fall into ecstasies as soon as they have killed an enemy. All this seems to
indicate that the origin of secret societies has a close connection with

But one thing more must be considered. The customs which we
observe nowadays are evidently a modern development of more ancient
forms. The ceremonial of cannibalism, which nowadays is the most
important part of the whole ceremonial, is known to have been introduced
among the various tribes recently, although its foundation, the
idea of the existence of a spirit who is killing people, is present among
all the tribes. The Kwakiutl state uniformly that the custom of devouring
men was introduced among their tribe about 1830, and that it was
derived from the Bella Bella. We also have conclusive evidence that
the custom was acquired by the Tsimshian not before 1820 approximately,
and that they also obtained it from the Bella Bella. Therefore
there is no doubt that the custom originally was confined to the small
territory of the Bella Bella. Among the southern tribes the action of the
cannibal was confined to his taking hold with his teeth of the heads of
enemies, which were cut off in war.

The form in which the ceremony of cannibalism of the Bella Bella
appeared first was the following: A slave was killed by his owner, and
then was torn and eaten by the cannibals, or pieces of flesh were torn
with the teeth from the arms or the chests of people, or finally, corpses
which were prepared in a particular manner were devoured by the
cannibal. The first of these customs shows clearly its close connection
with warfare. The slave is the booty of the cannibal, or of his relatives,
and by slaying him the victory is once more brought before the eyes of
his admiring friends. It is hardly possible to prove definitely that the
secret societies have developed exclusively from customs relating to warfare,
but I believe my remarks have made clear the close connection
between the two phenomena.383
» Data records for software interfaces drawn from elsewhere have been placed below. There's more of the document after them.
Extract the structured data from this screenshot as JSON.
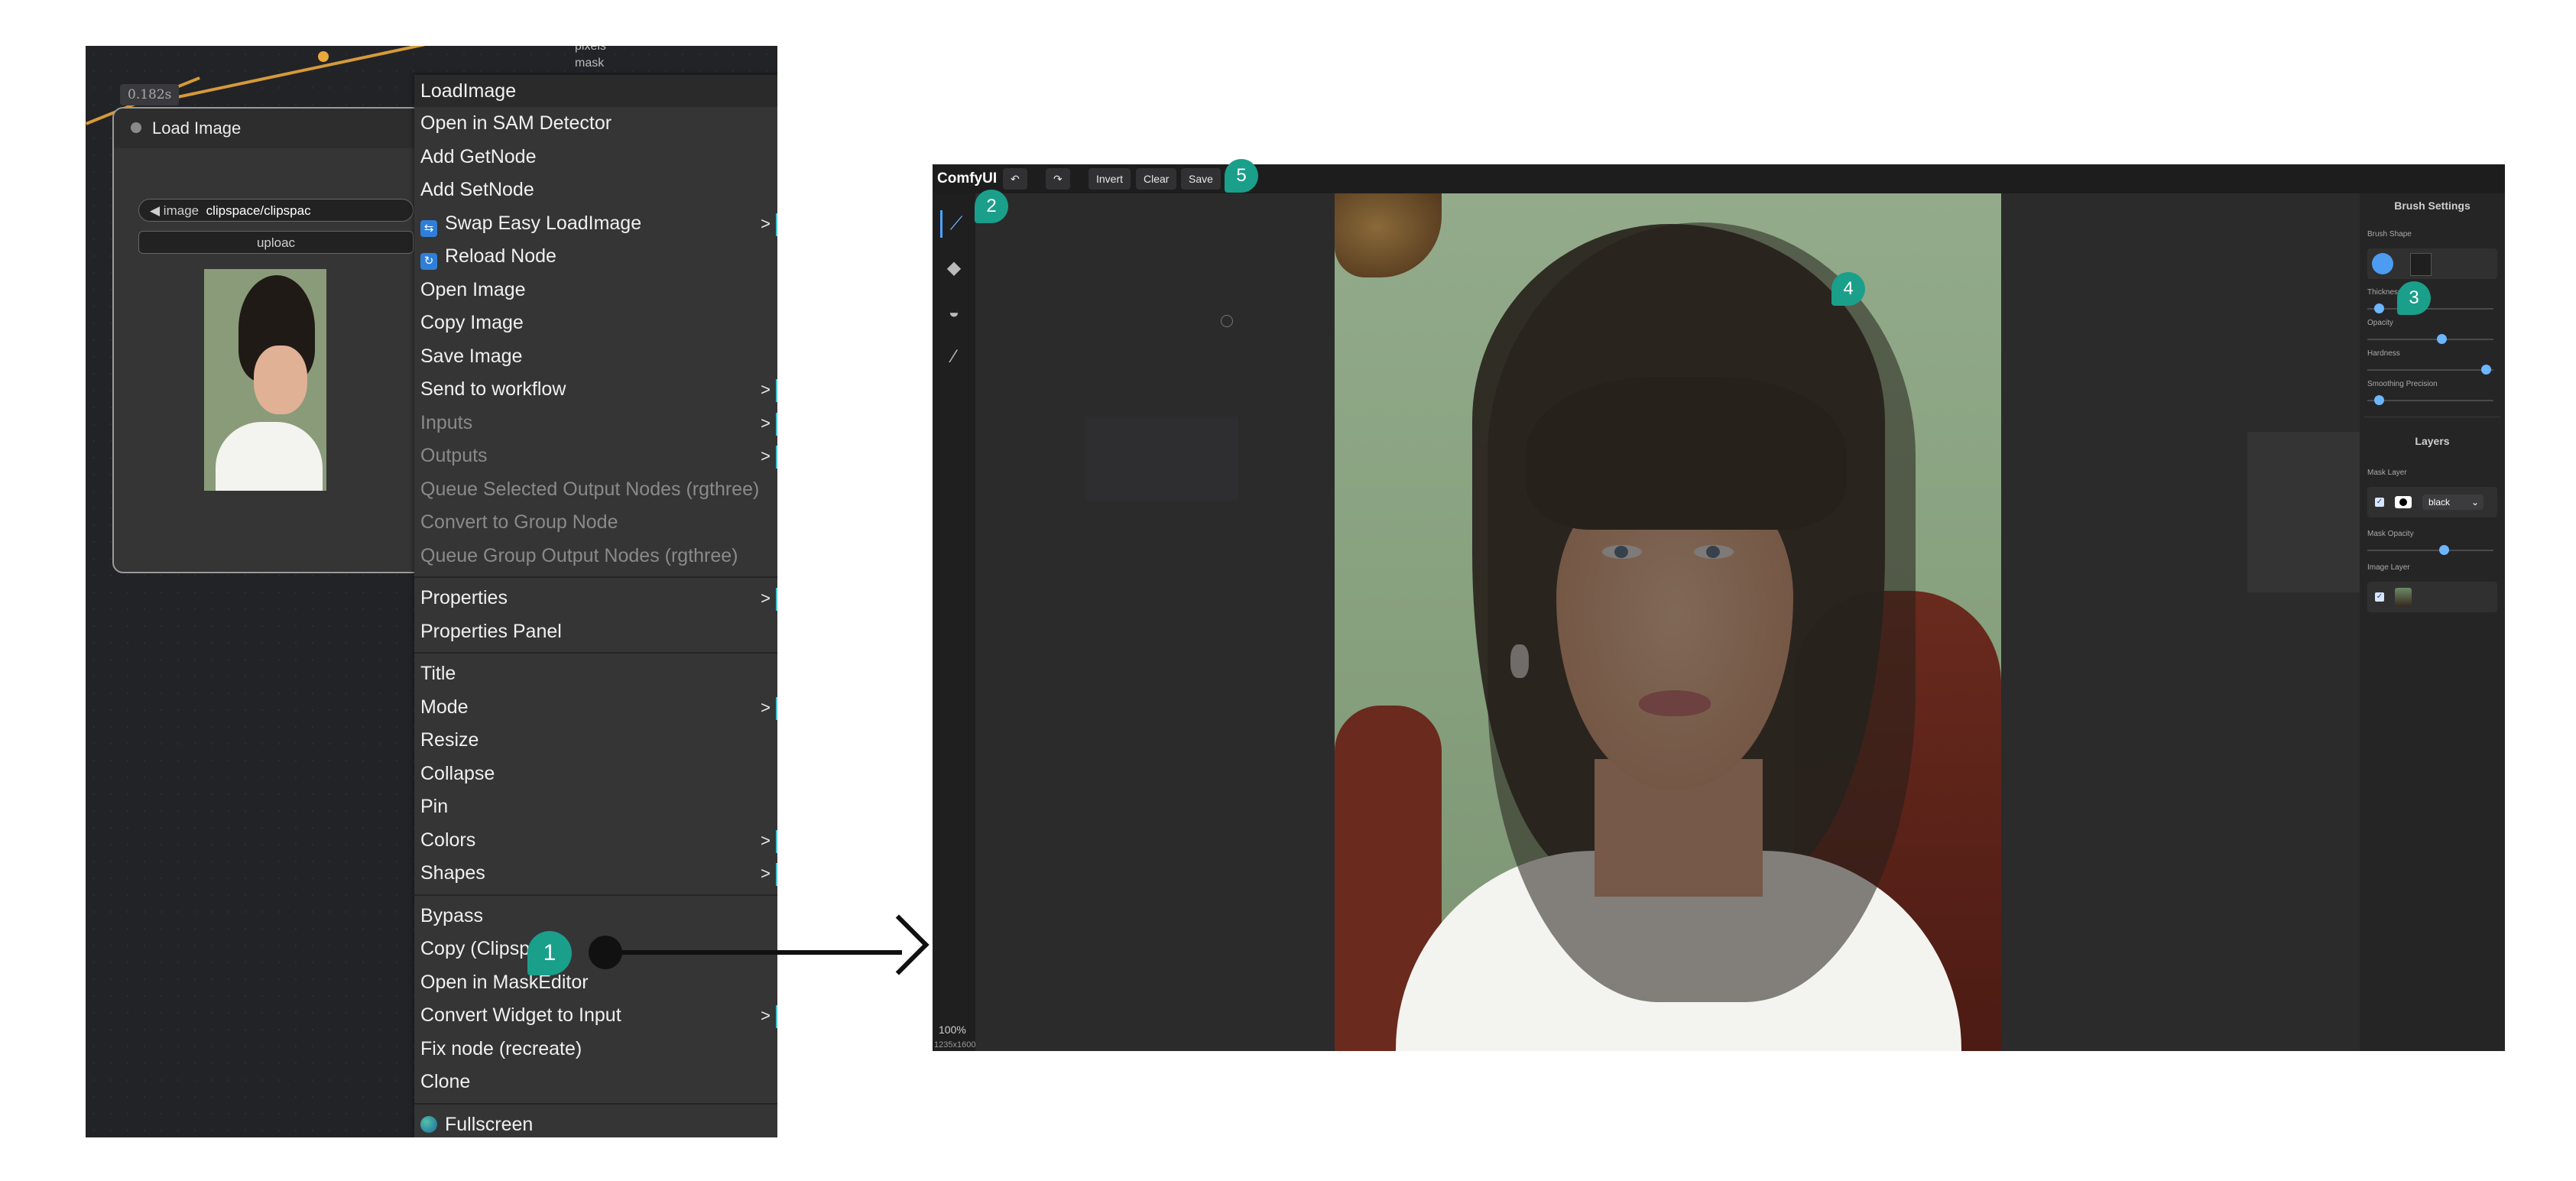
{
  "node_editor": {
    "time_badge": "0.182s",
    "node_title": "Load Image",
    "image_widget_label": "image",
    "image_widget_value": "clipspace/clipspac",
    "upload_label": "uploac",
    "top_node_labels": [
      "pixels",
      "mask"
    ]
  },
  "context_menu": {
    "title": "LoadImage",
    "items": [
      "Open in SAM Detector",
      "Add GetNode",
      "Add SetNode",
      "Swap Easy LoadImage",
      "Reload Node",
      "Open Image",
      "Copy Image",
      "Save Image",
      "Send to workflow",
      "Inputs",
      "Outputs",
      "Queue Selected Output Nodes (rgthree)",
      "Convert to Group Node",
      "Queue Group Output Nodes (rgthree)",
      "Properties",
      "Properties Panel",
      "Title",
      "Mode",
      "Resize",
      "Collapse",
      "Pin",
      "Colors",
      "Shapes",
      "Bypass",
      "Copy (Clipspace)",
      "Open in MaskEditor",
      "Convert Widget to Input",
      "Fix node (recreate)",
      "Clone",
      "Fullscreen"
    ],
    "submenu_arrow": ">"
  },
  "callouts": [
    "1",
    "2",
    "3",
    "4",
    "5"
  ],
  "mask_editor": {
    "brand": "ComfyUI",
    "buttons": {
      "undo": "↶",
      "redo": "↷",
      "invert": "Invert",
      "clear": "Clear",
      "save": "Save",
      "cancel_fragment": "el"
    },
    "zoom": "100%",
    "image_size": "1235x1600",
    "panel": {
      "brush_settings_title": "Brush Settings",
      "brush_shape_label": "Brush Shape",
      "thickness_label": "Thickness",
      "opacity_label": "Opacity",
      "hardness_label": "Hardness",
      "smoothing_label": "Smoothing Precision",
      "layers_title": "Layers",
      "mask_layer_label": "Mask Layer",
      "mask_color_value": "black",
      "mask_opacity_label": "Mask Opacity",
      "image_layer_label": "Image Layer"
    },
    "slider_levels": {
      "thickness": 0.06,
      "opacity": 0.6,
      "hardness": 0.98,
      "smoothing": 0.06,
      "mask_opacity": 0.62
    },
    "colors": {
      "accent": "#4c9cf2",
      "callout": "#1a9f8b",
      "menu_submenu_bar": "#46c6d8"
    }
  }
}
11 With slight modifications from pp. 660-664, of the “The Social Organization
and the Secret Societies of the Kwakiutl Indians,” Report of the U. S. National Museum for 1895 (Washington, 1897).

21 It cannot be proved that any connection exists between the torture ceremonies
of the Kwakiutl (hawī'nalał) and the sun-dance ceremonies of the Sioux and Blackfoot,
but their analogy is quite striking.

32 Indianische Sagen von der Nord-Pacifischen Küste Amerikas (Berlin, 1895),
p. 329.

41 Chinook Texts, Bulletin 20 of the Bureau of Ethnology (1894), p. 9.

52 For a remarkable analogue of this tradition collected among the Golds of Amoor
River, see Globus, vol. 71 (1897), p. 92.